They play a vital role in the pollination of numerous domesticated and native plants whose flowers hummingbirds consume. To draw them to your backyard, listed below are a few great plant options to set up in your garden.
The preferred diet for ruby-throated hummingbirds include:
- Brightly colored, long, tubular blooms.
- Hummingbird nectar that has been diluted is great for them.
- They often select blooms with the highest sugar content and they actively seek out and defend places with flowers that have high-energy nectar.
- Wild bergamots, bee balms, red buckeye, spotted jewelweed, columbine, trumpet creeper, red morning glory, coral honeysuckle, and fly honeysuckle are amongst their favorites.
- Flowering plants may not be easily available during winter so they frequently consume sap from holes made by sapsuckers in place of nectar.
- Additionally, they could go to nearby hummingbird feeders to get some sugar water provided by bird lovers.
- Although ruby-throated hummingbirds eat nectar, they also consume spiders and small insects like flies, gnats, and aphids as a source of fat and protein.
We now know that the expected lifespan of ruby-throated hummingbirds can exceed six years if they do well from the time they hatch to 12 months. These stunning birds are known to rise their nests off the ground in trees or big shrubs. Keep in mind that they favor a branch on a deciduous tree that slopes downhill. They have also been observed constructing nests on poles, roofs, and other accessible locations.
The ruby-throated hummingbird does not mind if its nest is close to human habitations, in contrast to certain birds who try to build their nests far from people.

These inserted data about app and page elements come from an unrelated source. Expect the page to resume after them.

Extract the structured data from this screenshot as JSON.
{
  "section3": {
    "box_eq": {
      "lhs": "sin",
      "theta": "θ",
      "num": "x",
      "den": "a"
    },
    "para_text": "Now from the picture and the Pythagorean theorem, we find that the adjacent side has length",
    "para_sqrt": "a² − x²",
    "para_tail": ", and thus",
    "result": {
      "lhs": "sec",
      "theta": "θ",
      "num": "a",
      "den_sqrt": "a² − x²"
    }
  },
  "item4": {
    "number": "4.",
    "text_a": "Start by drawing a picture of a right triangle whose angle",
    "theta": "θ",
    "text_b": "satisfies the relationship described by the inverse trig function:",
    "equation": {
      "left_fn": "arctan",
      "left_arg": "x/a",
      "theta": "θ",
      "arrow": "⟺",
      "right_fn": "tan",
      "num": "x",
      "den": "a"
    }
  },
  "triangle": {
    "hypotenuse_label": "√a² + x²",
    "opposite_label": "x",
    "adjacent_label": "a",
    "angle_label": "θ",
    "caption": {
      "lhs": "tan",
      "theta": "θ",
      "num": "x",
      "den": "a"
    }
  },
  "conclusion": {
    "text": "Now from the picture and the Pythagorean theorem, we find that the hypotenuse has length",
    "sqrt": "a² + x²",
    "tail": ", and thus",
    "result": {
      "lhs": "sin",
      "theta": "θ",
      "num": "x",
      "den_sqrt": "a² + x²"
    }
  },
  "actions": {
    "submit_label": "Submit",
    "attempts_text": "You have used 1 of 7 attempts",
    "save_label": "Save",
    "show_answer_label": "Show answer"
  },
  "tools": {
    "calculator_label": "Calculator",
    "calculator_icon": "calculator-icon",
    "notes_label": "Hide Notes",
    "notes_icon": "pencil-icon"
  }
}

After the babies are born, the nest can automatically expand as needed to fit their growing size and developing habits thanks to the spider silk and debris used to build it.
The female spends up to 10 days by herself constructing the nest and gives it a final polish by hiding it in lichen or other plant matter. Male ruby-throats frequently exhibit violent territorial behavior toward competitor hummingbirds and insects like bees, butterflies, and sphinx moths. Click on the link and learn more about the dainty ruby-throated hummingbird.
Sharon Vanessa hails from the sunny side of Southern Africa. She is an avid gardener with a great interest in indigenous plants from around the globe. Aside from gardening, Sharon is also a full-time writer who has a concentration on non-fiction content. With her experience in script writing, she hopes to eventually produce an independent film or theatre production in the near future. Family means everything to Sharon; therefore, she spends her free time with the people who make life worth living. Her other hobbies include cooking, baking, and exploring the incredible wildlife in South Africa.